A man who was vaccinated against Covid-19 up to 10 times in one day on behalf of other people has been called "unbelievably selfish" and sparked an investigation.
Astrid Koornneef, group manager operations for the Covid-19 vaccine and immunisation programme, said the Ministry of Health was aware of the issue and taking the matter very seriously.
"We are very concerned about this situation and are working with the appropriate agencies," she said.
The ministry would not say where the incidents took place.
Vaccinologist and associate professor Helen Petousis-Harris called the behaviour "unbelievably selfish" and taking advantage of somebody who needs some money.
It could cause serious harm from the people who are not vaccinated, saying they are, and spreading the virus, she said.
Petousis-Harris said the man who took multiple doses of the Covid-19 vaccine is unlikely to come to any serious harm, but likely to feel crap the next day from a general immune response.
"We know that people have in error been given the whole five doses in a vial instead of it being diluted, we know that has happened overseas, and we know with other vaccines errors have occurred and there has been no long-term problems," she said.

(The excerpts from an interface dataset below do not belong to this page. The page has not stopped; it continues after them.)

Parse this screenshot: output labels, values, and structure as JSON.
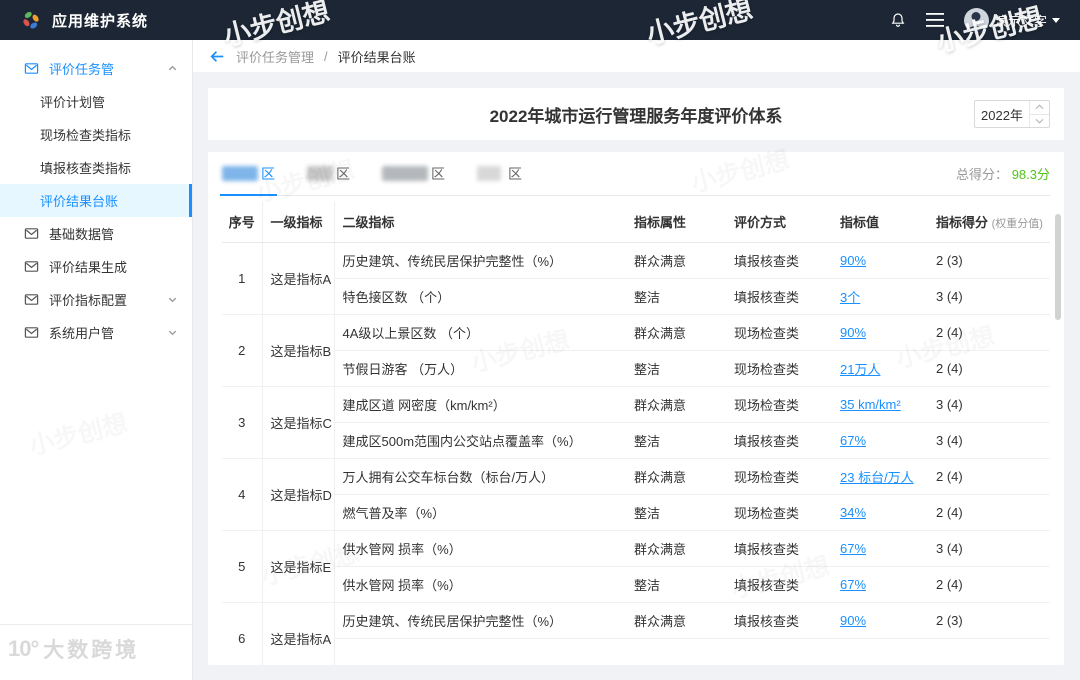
{
  "topbar": {
    "app_title": "应用维护系统",
    "user_name": "演示文字"
  },
  "breadcrumb": {
    "parent": "评价任务管理",
    "separator": "/",
    "current": "评价结果台账"
  },
  "title_card": {
    "title": "2022年城市运行管理服务年度评价体系",
    "year_value": "2022年"
  },
  "tabs": {
    "items": [
      {
        "label": "区",
        "redacted": true,
        "active": true
      },
      {
        "label": "区",
        "redacted": true,
        "active": false
      },
      {
        "label": "区",
        "redacted": true,
        "active": false
      },
      {
        "label": "区",
        "redacted": true,
        "active": false
      }
    ]
  },
  "score": {
    "label": "总得分：",
    "value": "98.3分"
  },
  "table": {
    "columns": [
      "序号",
      "一级指标",
      "二级指标",
      "指标属性",
      "评价方式",
      "指标值",
      "指标得分"
    ],
    "score_note": "(权重分值)",
    "groups": [
      {
        "no": "1",
        "level1": "这是指标A",
        "rows": [
          {
            "name": "历史建筑、传统民居保护完整性（%）",
            "attr": "群众满意",
            "method": "填报核查类",
            "value": "90%",
            "score": "2 (3)"
          },
          {
            "name": "特色接区数 （个）",
            "attr": "整洁",
            "method": "填报核查类",
            "value": "3个",
            "score": "3 (4)"
          }
        ]
      },
      {
        "no": "2",
        "level1": "这是指标B",
        "rows": [
          {
            "name": "4A级以上景区数 （个）",
            "attr": "群众满意",
            "method": "现场检查类",
            "value": "90%",
            "score": "2 (4)"
          },
          {
            "name": "节假日游客 （万人）",
            "attr": "整洁",
            "method": "现场检查类",
            "value": "21万人",
            "score": "2 (4)"
          }
        ]
      },
      {
        "no": "3",
        "level1": "这是指标C",
        "rows": [
          {
            "name": "建成区道 网密度（km/km²）",
            "attr": "群众满意",
            "method": "现场检查类",
            "value": "35 km/km²",
            "score": "3 (4)"
          },
          {
            "name": "建成区500m范围内公交站点覆盖率（%）",
            "attr": "整洁",
            "method": "填报核查类",
            "value": "67%",
            "score": "3 (4)"
          }
        ]
      },
      {
        "no": "4",
        "level1": "这是指标D",
        "rows": [
          {
            "name": "万人拥有公交车标台数（标台/万人）",
            "attr": "群众满意",
            "method": "现场检查类",
            "value": "23 标台/万人",
            "score": "2 (4)"
          },
          {
            "name": "燃气普及率（%）",
            "attr": "整洁",
            "method": "现场检查类",
            "value": "34%",
            "score": "2 (4)"
          }
        ]
      },
      {
        "no": "5",
        "level1": "这是指标E",
        "rows": [
          {
            "name": "供水管网 损率（%）",
            "attr": "群众满意",
            "method": "填报核查类",
            "value": "67%",
            "score": "3 (4)"
          },
          {
            "name": "供水管网 损率（%）",
            "attr": "整洁",
            "method": "填报核查类",
            "value": "67%",
            "score": "2 (4)"
          }
        ]
      },
      {
        "no": "6",
        "level1": "这是指标A",
        "rows": [
          {
            "name": "历史建筑、传统民居保护完整性（%）",
            "attr": "群众满意",
            "method": "填报核查类",
            "value": "90%",
            "score": "2 (3)"
          },
          {
            "name": "",
            "attr": "",
            "method": "",
            "value": "",
            "score": ""
          }
        ]
      }
    ]
  },
  "sidebar": {
    "items": [
      {
        "kind": "parent",
        "label": "评价任务管",
        "accent": true,
        "chevron": "up"
      },
      {
        "kind": "child",
        "label": "评价计划管"
      },
      {
        "kind": "child",
        "label": "现场检查类指标"
      },
      {
        "kind": "child",
        "label": "填报核查类指标"
      },
      {
        "kind": "child",
        "label": "评价结果台账",
        "active": true
      },
      {
        "kind": "parent",
        "label": "基础数据管"
      },
      {
        "kind": "parent",
        "label": "评价结果生成"
      },
      {
        "kind": "parent",
        "label": "评价指标配置",
        "chevron": "down"
      },
      {
        "kind": "parent",
        "label": "系统用户管",
        "chevron": "down"
      }
    ]
  },
  "watermarks": {
    "brand": "小步创想",
    "footer_logo": "10°",
    "footer": "大数跨境"
  },
  "colors": {
    "accent": "#1890ff",
    "score_green": "#52c41a",
    "topbar_bg": "#1c2634"
  }
}
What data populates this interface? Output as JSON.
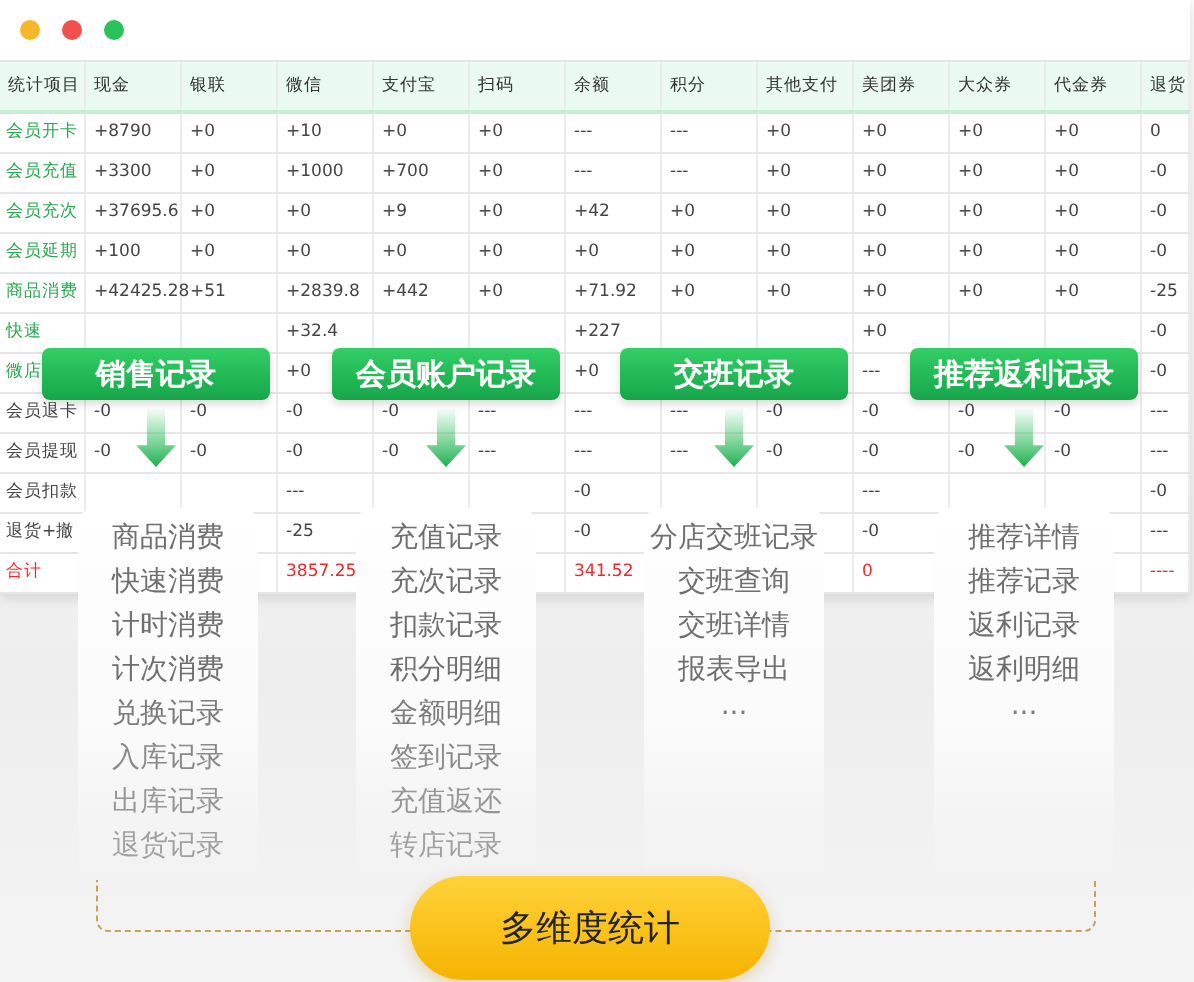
{
  "window": {
    "controls": [
      {
        "color": "#f5b62a"
      },
      {
        "color": "#f2504c"
      },
      {
        "color": "#2cc25a"
      }
    ]
  },
  "table": {
    "columns": [
      "统计项目",
      "现金",
      "银联",
      "微信",
      "支付宝",
      "扫码",
      "余额",
      "积分",
      "其他支付",
      "美团券",
      "大众券",
      "代金券",
      "退货"
    ],
    "rows": [
      {
        "kind": "income",
        "cells": [
          "会员开卡",
          "+8790",
          "+0",
          "+10",
          "+0",
          "+0",
          "---",
          "---",
          "+0",
          "+0",
          "+0",
          "+0",
          "0"
        ]
      },
      {
        "kind": "income",
        "cells": [
          "会员充值",
          "+3300",
          "+0",
          "+1000",
          "+700",
          "+0",
          "---",
          "---",
          "+0",
          "+0",
          "+0",
          "+0",
          "-0"
        ]
      },
      {
        "kind": "income",
        "cells": [
          "会员充次",
          "+37695.6",
          "+0",
          "+0",
          "+9",
          "+0",
          "+42",
          "+0",
          "+0",
          "+0",
          "+0",
          "+0",
          "-0"
        ]
      },
      {
        "kind": "income",
        "cells": [
          "会员延期",
          "+100",
          "+0",
          "+0",
          "+0",
          "+0",
          "+0",
          "+0",
          "+0",
          "+0",
          "+0",
          "+0",
          "-0"
        ]
      },
      {
        "kind": "income",
        "cells": [
          "商品消费",
          "+42425.28",
          "+51",
          "+2839.8",
          "+442",
          "+0",
          "+71.92",
          "+0",
          "+0",
          "+0",
          "+0",
          "+0",
          "-25"
        ]
      },
      {
        "kind": "income",
        "cells": [
          "快速",
          null,
          null,
          "+32.4",
          null,
          null,
          "+227",
          null,
          null,
          "+0",
          null,
          null,
          "-0"
        ]
      },
      {
        "kind": "income",
        "cells": [
          "微店",
          null,
          null,
          "+0",
          null,
          null,
          "+0",
          null,
          null,
          "---",
          null,
          null,
          "-0"
        ]
      },
      {
        "kind": "expense",
        "cells": [
          "会员退卡",
          "-0",
          "-0",
          "-0",
          "-0",
          "---",
          "---",
          "---",
          "-0",
          "-0",
          "-0",
          "-0",
          "---"
        ]
      },
      {
        "kind": "expense",
        "cells": [
          "会员提现",
          "-0",
          "-0",
          "-0",
          "-0",
          "---",
          "---",
          "---",
          "-0",
          "-0",
          "-0",
          "-0",
          "---"
        ]
      },
      {
        "kind": "expense",
        "cells": [
          "会员扣款",
          null,
          null,
          "---",
          null,
          null,
          "-0",
          null,
          null,
          "---",
          null,
          null,
          "-0"
        ]
      },
      {
        "kind": "expense",
        "cells": [
          "退货+撤",
          null,
          null,
          "-25",
          null,
          null,
          "-0",
          null,
          null,
          "-0",
          null,
          null,
          "---"
        ]
      },
      {
        "kind": "total",
        "cells": [
          "合计",
          null,
          null,
          "3857.25",
          null,
          null,
          "341.52",
          null,
          null,
          "0",
          null,
          null,
          "----"
        ]
      }
    ]
  },
  "categories": [
    {
      "title": "销售记录",
      "items": [
        "商品消费",
        "快速消费",
        "计时消费",
        "计次消费",
        "兑换记录",
        "入库记录",
        "出库记录",
        "退货记录"
      ]
    },
    {
      "title": "会员账户记录",
      "items": [
        "充值记录",
        "充次记录",
        "扣款记录",
        "积分明细",
        "金额明细",
        "签到记录",
        "充值返还",
        "转店记录"
      ]
    },
    {
      "title": "交班记录",
      "items": [
        "分店交班记录",
        "交班查询",
        "交班详情",
        "报表导出",
        "···"
      ]
    },
    {
      "title": "推荐返利记录",
      "items": [
        "推荐详情",
        "推荐记录",
        "返利记录",
        "返利明细",
        "···"
      ]
    }
  ],
  "summary_button": {
    "label": "多维度统计"
  }
}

But Petousis-Harris said receiving multiple doses of the Covid-19 vaccine is not ideal, saying when people get given higher doses, they get more fever, pains and headaches.
It is believed the man, who is understood to have visited several vaccination centres, was paid for the jabs, according to Stuff.
Koornneef said people who have had more vaccine doses than recommended should seek clinical advice as soon as practicable.
"To assume another person's identity and receive a medical treatment is dangerous. This puts at risk the person who receives a vaccination under an assumed identify and the person whose health record will show they have been vaccinated when they have not.
"Having an inaccurate vaccination status not only puts you at risk, it puts your friends, whānau and community at risk, and the healthcare teams that treat you now in the future.
"Medical practitioners operate in a high-trust environment and rely on people to act in good faith to share information accurately to assist with their treatment," she said.
What's more, Koornneef said, if a person was to receive a vaccination under an assumed identify their own personal health record would not reflect that they were vaccinated. This could affect how their health is managed in the future.